Other than occasional reunion shows, little was heard from The Dictators during the next five years. However, in late 1986 Shernoff and Manitoba (along with guitarist Daniel Rey) formed Wild Kingdom, releasing a version of "New York New York" on the 1988 soundtrack to Mondo New York. By the time of the band's 1990 MCA Records debut, ...And You? (by which time they were now billed as Manitoba's Wild Kingdom), Rey had left the group and had been replaced by Friedman, making it - for all practical purposes - the fourth Dictators album (the group was rounded out by drummer J.P. Patterson). ...And You? - clocking in at a whopping 25 minutes in length - received excellent reviews, with Rolling Stone calling it "the first great punk rock album of the '90s." Following a club tour that year Kempner (who had been previously occupied by his work with the Del Lords during much of the 1980s) joined the group and Manitoba's Wild Kingdom was replaced by The Dictators.

The ...And You? album cover was a source of some controversy at the time since it was lifted from a Nazi recruiting poster dating back to World War II. It was not the first time members of the band (most of whom, ironically, were Jewish) had been associated with charges of this sort since Go Girl Crazy had featured the songs "Master Race Rock" and "Back to Africa."

By the 1990s much about the lives of the band's members had changed markedly.

Shernoff had recorded and briefly toured with The Fleshtones, become a wine expert, and written with Joey Ramone.

Manitoba opened a successful East Village bar called Manitoba's, and currently sings lead vocals with the surviving members of the MC5, and is a Sirius Satellite Radio DJ on Little Steven's Underground Garage channel.

Kempner had developed a certain degree of respect from roots-rock audiences due to his 1980s work with The Del-Lords. In 1992 he released his highly acclaimed solo album Tenement Angels and joined The Brandos in 1993.

Friedman's work with Manowar and Brain Surgeons had given him a certain cachet with heavy metal audiences.



However, the group - first with Frank Funaro on drums, then again with Patterson - began recording a fourth Dictators album in the late 1990s, which was eventually released as D.F.F.D. in 2001. The album was well-received, and a couple of the songs - particularly "Who Will Save Rock 'n' Roll" and "I Am Right" - should be regarded as legitimate classics of the band's catalog. However, Shernoff has remarked that it will probably be the group's final studio album of new material since he finds writing rock songs to be more difficult as time goes on. He is currently compiling an album of demos, rarities, and unreleased songs recorded at various times over the band's thirty-plus year career. However, even following Kempner's move to California in 2002 and his departure from the group, The Dictators continue to perform to a devoted audience, and released a new live album, VIVA Dictators (with Kempner on rhythm guitar) in 2005.
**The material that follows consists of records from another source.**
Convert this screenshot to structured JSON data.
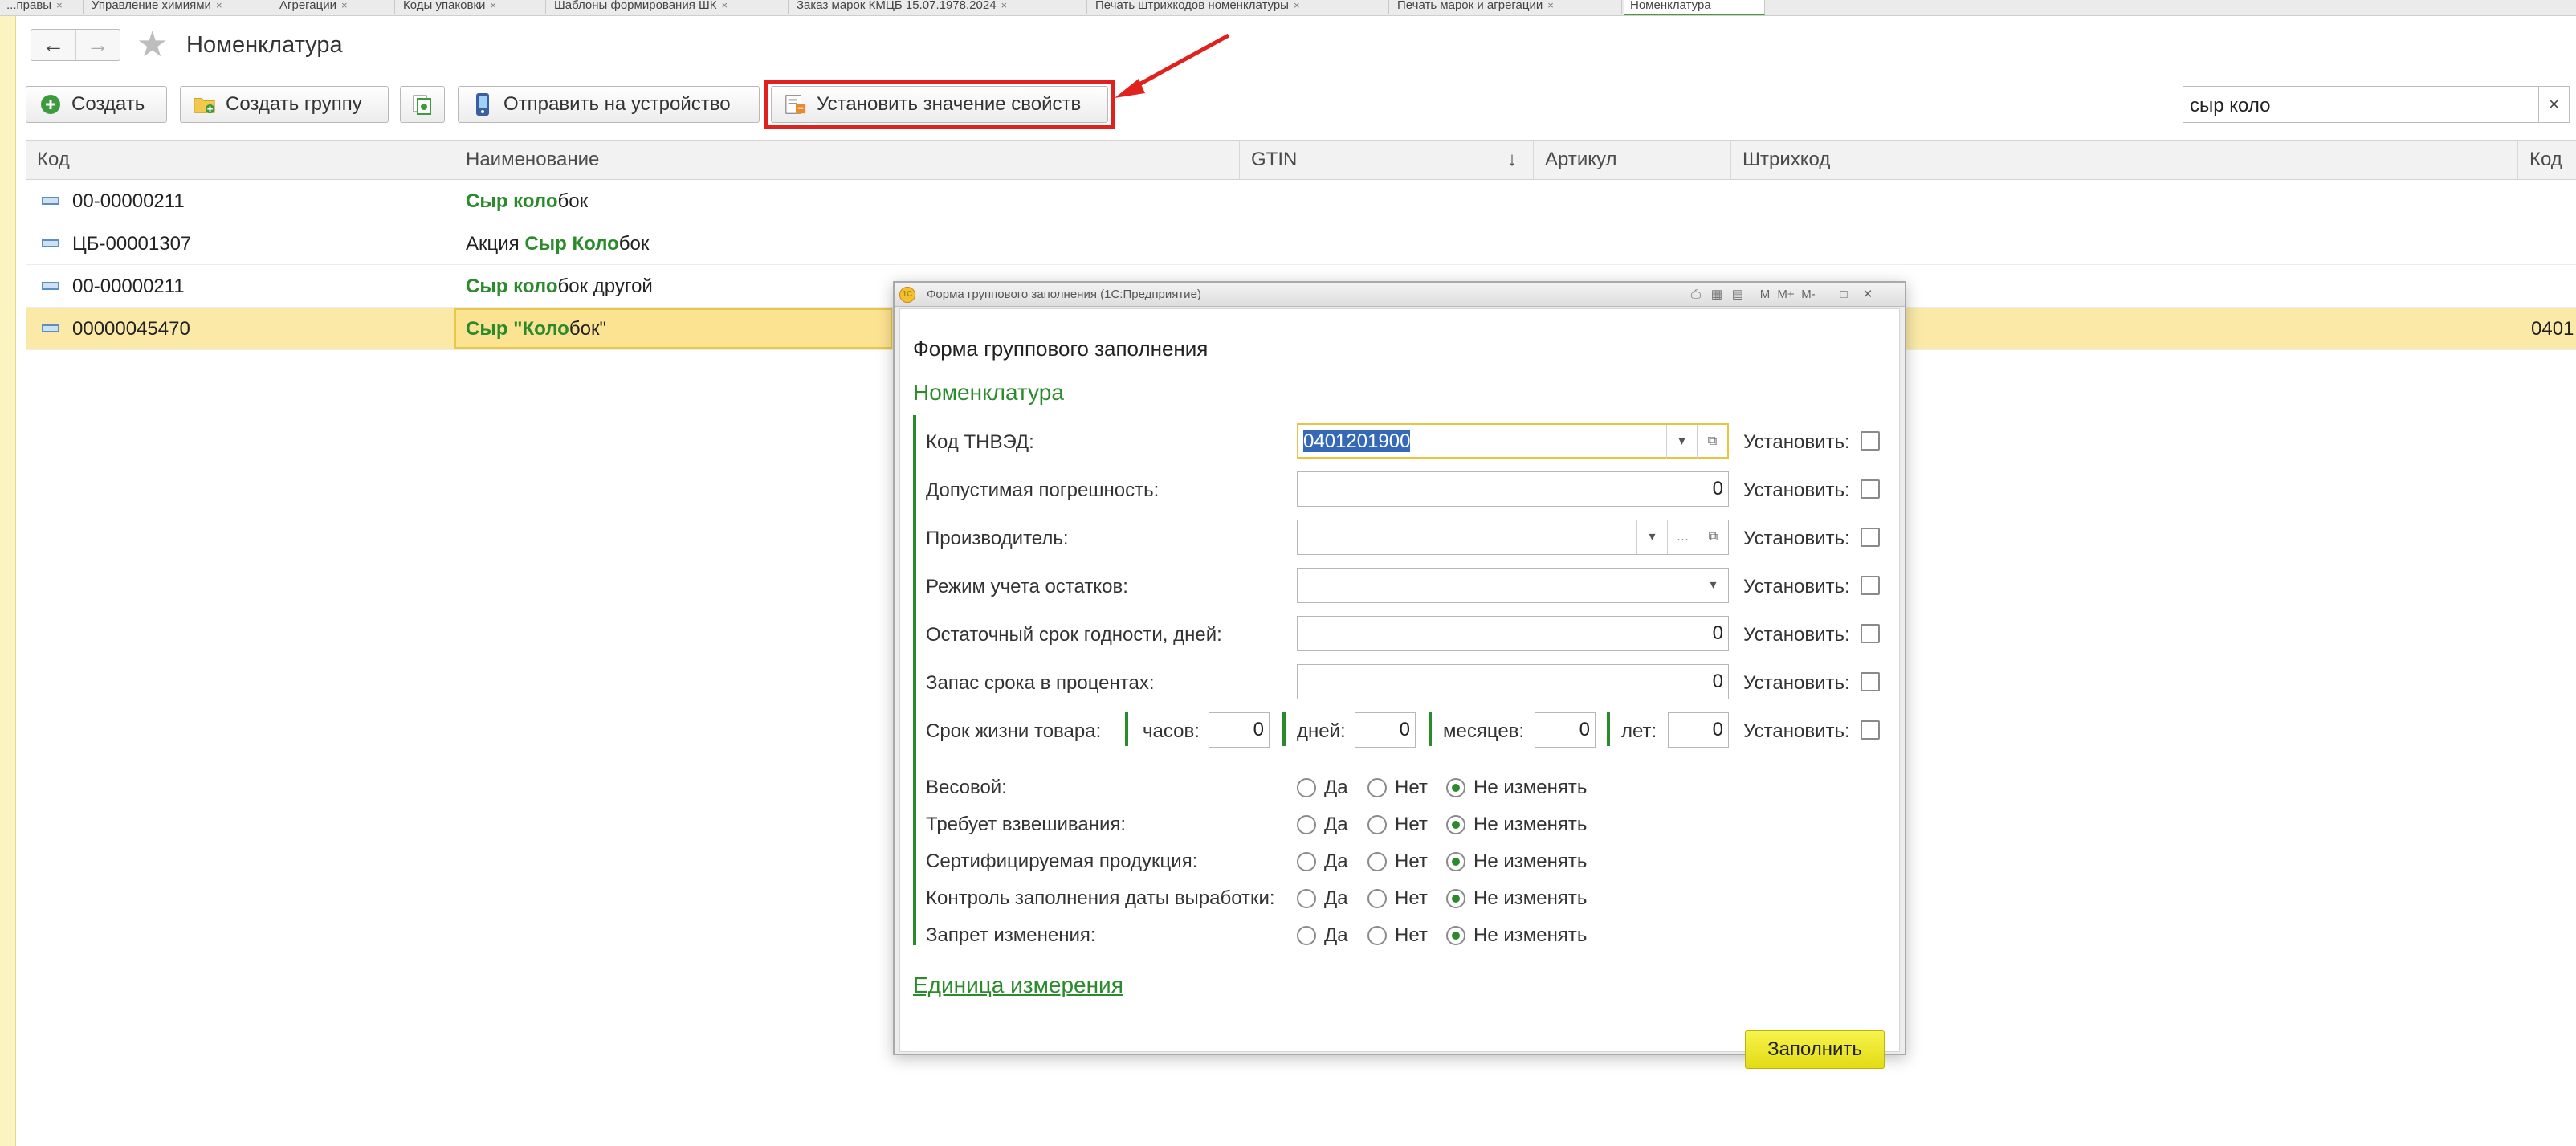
{
  "tabs": [
    {
      "label": "...правы",
      "close": "×"
    },
    {
      "label": "Управление химиями",
      "close": "×"
    },
    {
      "label": "Агрегации",
      "close": "×"
    },
    {
      "label": "Коды упаковки",
      "close": "×"
    },
    {
      "label": "Шаблоны формирования ШК",
      "close": "×"
    },
    {
      "label": "Заказ марок КМЦБ 15.07.1978.2024",
      "close": "×"
    },
    {
      "label": "Печать штрихкодов номенклатуры",
      "close": "×"
    },
    {
      "label": "Печать марок и агрегации",
      "close": "×"
    },
    {
      "label": "Номенклатура",
      "close": ""
    }
  ],
  "header": {
    "title": "Номенклатура"
  },
  "toolbar": {
    "create": "Создать",
    "create_group": "Создать группу",
    "send_to_device": "Отправить на устройство",
    "set_properties": "Установить значение свойств"
  },
  "search": {
    "value": "сыр коло",
    "clear": "×"
  },
  "table": {
    "columns": [
      "Код",
      "Наименование",
      "GTIN",
      "Артикул",
      "Штрихкод",
      "Код"
    ],
    "sort_arrow": "↓",
    "rows": [
      {
        "code": "00-00000211",
        "name_pre": "",
        "name_hl": "Сыр коло",
        "name_post": "бок",
        "tail": ""
      },
      {
        "code": "ЦБ-00001307",
        "name_pre": "Акция  ",
        "name_hl": "Сыр Коло",
        "name_post": "бок",
        "tail": ""
      },
      {
        "code": "00-00000211",
        "name_pre": "",
        "name_hl": "Сыр коло",
        "name_post": "бок другой",
        "tail": ""
      },
      {
        "code": "00000045470",
        "name_pre": "",
        "name_hl": "Сыр \"Коло",
        "name_post": "бок\"",
        "tail": "0401"
      }
    ]
  },
  "dialog": {
    "window_title": "Форма группового заполнения  (1С:Предприятие)",
    "heading": "Форма группового заполнения",
    "section": "Номенклатура",
    "set_label": "Установить:",
    "fields": {
      "tnved": {
        "label": "Код ТНВЭД:",
        "value": "0401201900"
      },
      "tolerance": {
        "label": "Допустимая погрешность:",
        "value": "0"
      },
      "manufacturer": {
        "label": "Производитель:",
        "value": ""
      },
      "stock_mode": {
        "label": "Режим учета остатков:",
        "value": ""
      },
      "shelf_life": {
        "label": "Остаточный срок годности, дней:",
        "value": "0"
      },
      "reserve_pct": {
        "label": "Запас срока в процентах:",
        "value": "0"
      }
    },
    "lifetime": {
      "label": "Срок жизни товара:",
      "hours_label": "часов:",
      "hours": "0",
      "days_label": "дней:",
      "days": "0",
      "months_label": "месяцев:",
      "months": "0",
      "years_label": "лет:",
      "years": "0"
    },
    "radio_options": {
      "yes": "Да",
      "no": "Нет",
      "keep": "Не изменять"
    },
    "radio_rows": [
      {
        "label": "Весовой:",
        "selected": "keep"
      },
      {
        "label": "Требует взвешивания:",
        "selected": "keep"
      },
      {
        "label": "Сертифицируемая продукция:",
        "selected": "keep"
      },
      {
        "label": "Контроль заполнения даты выработки:",
        "selected": "keep"
      },
      {
        "label": "Запрет изменения:",
        "selected": "keep"
      }
    ],
    "unit_link": "Единица измерения",
    "fill_button": "Заполнить"
  },
  "colors": {
    "accent_green": "#2b8a2b",
    "highlight_red": "#e0221f",
    "fill_yellow": "#efe82c"
  }
}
Since February 2005, Manitoba has been singing lead with The MC5, a Detroit pre-punk rock and roll band. Manitoba also has his own show, "The Handsome Dick Manitoba Program" on Little Steven Van Zandt's Underground Garage channel, on Sirius Satellite Radio. Manitoba's, a New York City rock n' roll bar on 99 Ave B (btwn 6th & 7th St) NYC: Lower East Side, was opened by Manitoba on January 14, 1999

01. New York New York  03:23
02. Haircut and Attitude  02:54
03. Master Race Rock  04:27
04. I want You Tonight  02:48
05. Faster and Louder  02:55
06. Baby Let's Twist  04:14
07. I'm Right  04:30
08. Call me Animal (MC5)  02:52
09. The Party Starts Now  02:09
10. I stand Tall  04:25
11. Science Gone Too Far  03:47
12. Had it Coming  02:26
13. Search and Destroy (Iggy Pop "Raw Power")  03:56
14. The Next Big Thing  04:32
15. Stay With Me  05:36

1. Gino
or
2. Gino

Enjoy!!!

Sunday, 22 March 2015

About Dead Links...


Hi all. 

One thing about dead links, it would be nice if visitors upload dead links to each other. 

I have uploaded two links, that's enough for me. So, help each other with dead links and make a new one if you already got the file, then add the link in comment section.

//ChrisGoesRock